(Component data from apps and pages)
☆ ☆ ☆ ☆ ☆
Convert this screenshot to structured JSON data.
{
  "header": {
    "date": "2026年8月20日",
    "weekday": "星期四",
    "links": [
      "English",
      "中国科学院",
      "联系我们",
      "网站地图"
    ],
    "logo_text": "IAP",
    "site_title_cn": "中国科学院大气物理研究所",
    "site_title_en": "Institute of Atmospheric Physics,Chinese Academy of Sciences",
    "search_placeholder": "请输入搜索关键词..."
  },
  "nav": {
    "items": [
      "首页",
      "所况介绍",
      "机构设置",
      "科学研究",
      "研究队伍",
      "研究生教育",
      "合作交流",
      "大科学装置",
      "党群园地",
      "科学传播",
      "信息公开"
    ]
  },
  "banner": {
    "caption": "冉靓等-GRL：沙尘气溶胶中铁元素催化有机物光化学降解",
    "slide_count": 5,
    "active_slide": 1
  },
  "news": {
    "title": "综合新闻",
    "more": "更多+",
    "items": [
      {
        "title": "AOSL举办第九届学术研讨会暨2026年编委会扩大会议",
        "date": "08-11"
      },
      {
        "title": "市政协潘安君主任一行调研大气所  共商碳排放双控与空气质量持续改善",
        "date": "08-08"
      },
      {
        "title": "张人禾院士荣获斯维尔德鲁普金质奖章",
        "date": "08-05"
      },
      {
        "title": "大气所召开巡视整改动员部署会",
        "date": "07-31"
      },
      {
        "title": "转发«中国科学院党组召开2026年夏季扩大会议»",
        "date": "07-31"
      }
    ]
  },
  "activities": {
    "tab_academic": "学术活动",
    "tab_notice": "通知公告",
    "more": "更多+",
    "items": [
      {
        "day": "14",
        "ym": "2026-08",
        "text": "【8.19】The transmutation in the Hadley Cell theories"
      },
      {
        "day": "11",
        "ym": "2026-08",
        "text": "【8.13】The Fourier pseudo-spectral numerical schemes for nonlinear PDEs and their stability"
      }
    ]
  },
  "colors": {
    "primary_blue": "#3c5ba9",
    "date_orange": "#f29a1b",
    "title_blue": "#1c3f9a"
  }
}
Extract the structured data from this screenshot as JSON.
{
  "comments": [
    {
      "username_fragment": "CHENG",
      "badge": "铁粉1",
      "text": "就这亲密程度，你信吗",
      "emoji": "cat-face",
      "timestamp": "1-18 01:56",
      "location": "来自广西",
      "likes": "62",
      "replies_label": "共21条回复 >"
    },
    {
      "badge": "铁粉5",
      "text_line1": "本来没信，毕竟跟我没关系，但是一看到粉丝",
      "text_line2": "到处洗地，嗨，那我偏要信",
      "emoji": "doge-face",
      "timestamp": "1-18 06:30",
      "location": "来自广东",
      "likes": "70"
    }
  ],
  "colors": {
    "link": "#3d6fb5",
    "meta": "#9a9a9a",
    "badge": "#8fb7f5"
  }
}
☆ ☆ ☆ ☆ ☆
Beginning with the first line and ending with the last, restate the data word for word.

Reply -
Convert this screenshot to structured JSON data.
{
  "header": {
    "date": "2026年8月20日",
    "weekday": "星期四",
    "links": [
      "English",
      "中国科学院",
      "联系我们",
      "网站地图"
    ],
    "logo_text": "IAP",
    "site_title_cn": "中国科学院大气物理研究所",
    "site_title_en": "Institute of Atmospheric Physics,Chinese Academy of Sciences",
    "search_placeholder": "请输入搜索关键词..."
  },
  "nav": {
    "items": [
      "首页",
      "所况介绍",
      "机构设置",
      "科学研究",
      "研究队伍",
      "研究生教育",
      "合作交流",
      "大科学装置",
      "党群园地",
      "科学传播",
      "信息公开"
    ]
  },
  "banner": {
    "caption": "冉靓等-GRL：沙尘气溶胶中铁元素催化有机物光化学降解",
    "slide_count": 5,
    "active_slide": 1
  },
  "news": {
    "title": "综合新闻",
    "more": "更多+",
    "items": [
      {
        "title": "AOSL举办第九届学术研讨会暨2026年编委会扩大会议",
        "date": "08-11"
      },
      {
        "title": "市政协潘安君主任一行调研大气所  共商碳排放双控与空气质量持续改善",
        "date": "08-08"
      },
      {
        "title": "张人禾院士荣获斯维尔德鲁普金质奖章",
        "date": "08-05"
      },
      {
        "title": "大气所召开巡视整改动员部署会",
        "date": "07-31"
      },
      {
        "title": "转发«中国科学院党组召开2026年夏季扩大会议»",
        "date": "07-31"
      }
    ]
  },
  "activities": {
    "tab_academic": "学术活动",
    "tab_notice": "通知公告",
    "more": "更多+",
    "items": [
      {
        "day": "14",
        "ym": "2026-08",
        "text": "【8.19】The transmutation in the Hadley Cell theories"
      },
      {
        "day": "11",
        "ym": "2026-08",
        "text": "【8.13】The Fourier pseudo-spectral numerical schemes for nonlinear PDEs and their stability"
      }
    ]
  },
  "colors": {
    "primary_blue": "#3c5ba9",
    "date_orange": "#f29a1b",
    "title_blue": "#1c3f9a"
  }
}
Extract the structured data from this screenshot as JSON.
{
  "comments": [
    {
      "username_fragment": "CHENG",
      "badge": "铁粉1",
      "text": "就这亲密程度，你信吗",
      "emoji": "cat-face",
      "timestamp": "1-18 01:56",
      "location": "来自广西",
      "likes": "62",
      "replies_label": "共21条回复 >"
    },
    {
      "badge": "铁粉5",
      "text_line1": "本来没信，毕竟跟我没关系，但是一看到粉丝",
      "text_line2": "到处洗地，嗨，那我偏要信",
      "emoji": "doge-face",
      "timestamp": "1-18 06:30",
      "location": "来自广东",
      "likes": "70"
    }
  ],
  "colors": {
    "link": "#3d6fb5",
    "meta": "#9a9a9a",
    "badge": "#8fb7f5"
  }
}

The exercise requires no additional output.